They were mistreated and thrown away, like sheep which had no pastor.
37 Jesus told his students, “The harvest is truly great—and so few workers!
38 So beg the Master of the harvest, so he can send workers into his harvest.”

Jesus later repeated this when he sent out his 72 apostles to do some of this work:

Luke 10.2 KWL
Jesus told them, “The harvest is truly great—and so few workers!
So beg the Master of the harvest, so he can send workers into his harvest.”

Because if people aren’t gonna get off their butts on their own and do their part, the Holy Spirit is gonna have to light a fire under us and get us off our butts.
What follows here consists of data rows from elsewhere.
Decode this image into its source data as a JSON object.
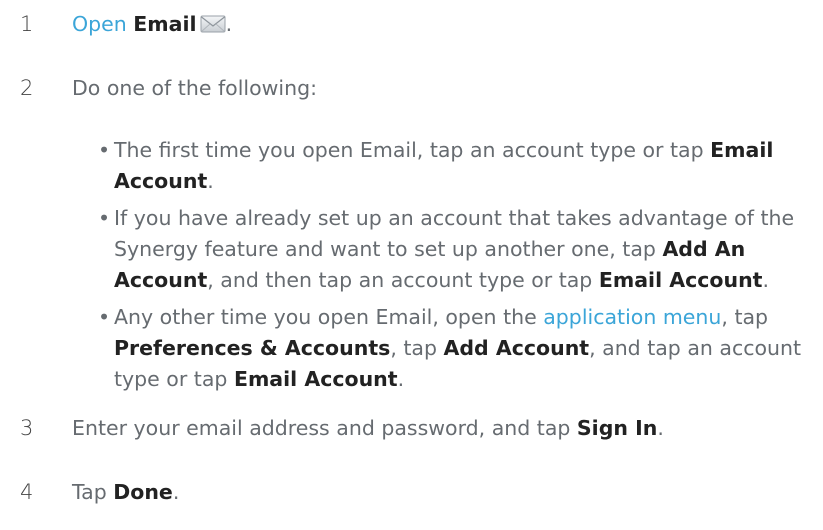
{
  "steps": {
    "s1": {
      "number": "1",
      "link": "Open",
      "bold": "Email",
      "tail": "."
    },
    "s2": {
      "number": "2",
      "text": "Do one of the following:"
    },
    "bullets": {
      "b1": {
        "t1": "The first time you open Email, tap an account type or tap ",
        "bold1": "Email Account",
        "t2": "."
      },
      "b2": {
        "t1": "If you have already set up an account that takes advantage of the Synergy feature and want to set up another one, tap ",
        "bold1": "Add An Account",
        "t2": ", and then tap an account type or tap ",
        "bold2": "Email Account",
        "t3": "."
      },
      "b3": {
        "t1": "Any other time you open Email, open the ",
        "link1": "application menu",
        "t2": ", tap ",
        "bold1": "Preferences & Accounts",
        "t3": ", tap ",
        "bold2": "Add Account",
        "t4": ", and tap an account type or tap ",
        "bold3": "Email Account",
        "t5": "."
      }
    },
    "s3": {
      "number": "3",
      "t1": "Enter your email address and password, and tap ",
      "bold": "Sign In",
      "t2": "."
    },
    "s4": {
      "number": "4",
      "t1": "Tap ",
      "bold": "Done",
      "t2": "."
    }
  },
  "colors": {
    "link": "#3ba5d8",
    "body_text": "#666b70",
    "bold_text": "#222222"
  },
  "icons": {
    "email": "envelope-icon"
  }
}
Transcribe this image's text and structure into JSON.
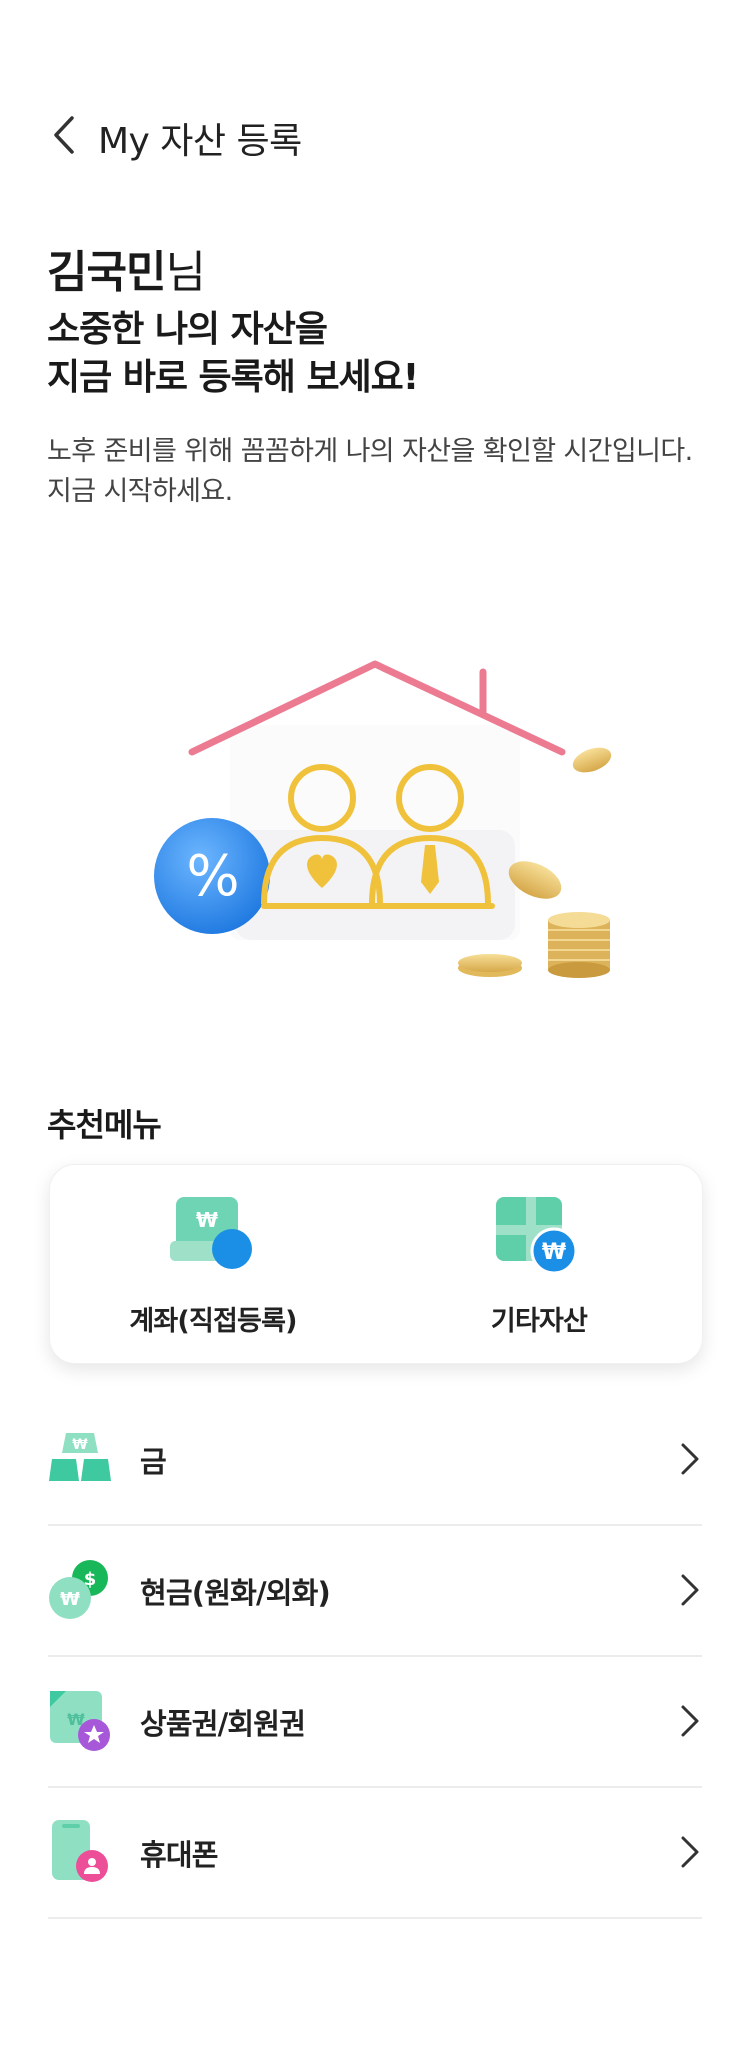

So we have to pray: “God, bring us more workers!” We always need more, because there’s no shortage of lost and needy people.

Those who know they have need, and those who don’t.

And notice when Jesus instructed his students to pray, he didn’t tell ’em to pray for the needy people. He told them to pray for workers. He didn’t say, “Pray for the lost,” but pray for those who consider themselves found. His primary concern is that the masses need saving, but the concern he expressed to his students is his followers, the ones who should be a light to the world, Mt 5.14 aren’t doing our job.

It’s a valid concern, ’cause we’re not doing our job. Four-fifths of us are happy to leave this work to the “professionals,” the people who get paid to minister, or who spend an awful lot of time raising money so they can afford to minister. Too many Christians figure the pros were called to minister, but God has no such expectations on the laymen. The idea that God pours out his Spirit on everyone so that we’d prophesy and minister, Ac 2.17-18 or that intends to make his people a nation of priests: They either don’t know that one, or imagine it only applies to the Jews or the End Times. They didn’t sign up for any such thing. They only wanna go to heaven.

To some degree, certain evangelists have been no help. They’ve been telling people, “Come to Jesus, and he’ll forgive your sins and let you go to heaven—no strings attached.” Which is entirely false. There are hundreds of strings attached. Jesus intends to turn us into entirely new and different people. He has plans for us and expectations on us. There’s work to do. Fruit to grow. Neighbors to love. Enemies to love. You wanna go to heaven? He has to get us ready for heaven, and that process is gonna take a lifetime.

The non-Christians, the lost, the people who have no relationship with God and really want one: They know they have some changes to make in their lives. Incorrectly, many of ’em figure these changes need to be made before they can come to Jesus. We Christians know better, that God’s grace covers all that—but just as incorrectly, many of us figure these changes don’t need to be made now that we’re saved. We figure we’re good. We don’t realize we are, as Jesus put it, wretched, pitiful, poor, blind and naked. Rv 3.17

The first step to straightening out, to stop being a lukewarm Christian, is to start ministering. Start obeying Jesus. Start doing what he’s called us to do, rather than basking in the fact we’ve been added to his kingdom. Start tapping the Holy Spirit’s power to minister to others, instead of using it to feel good and spiritual.

There are loads of people out there. They don’t know where to go, what to do, how to make contact with God. They’re sheep without a pastor. Be their pastors. Point ’em to Jesus.

And pray for more Christians to wake up and pitch in. There’s so much to harvest!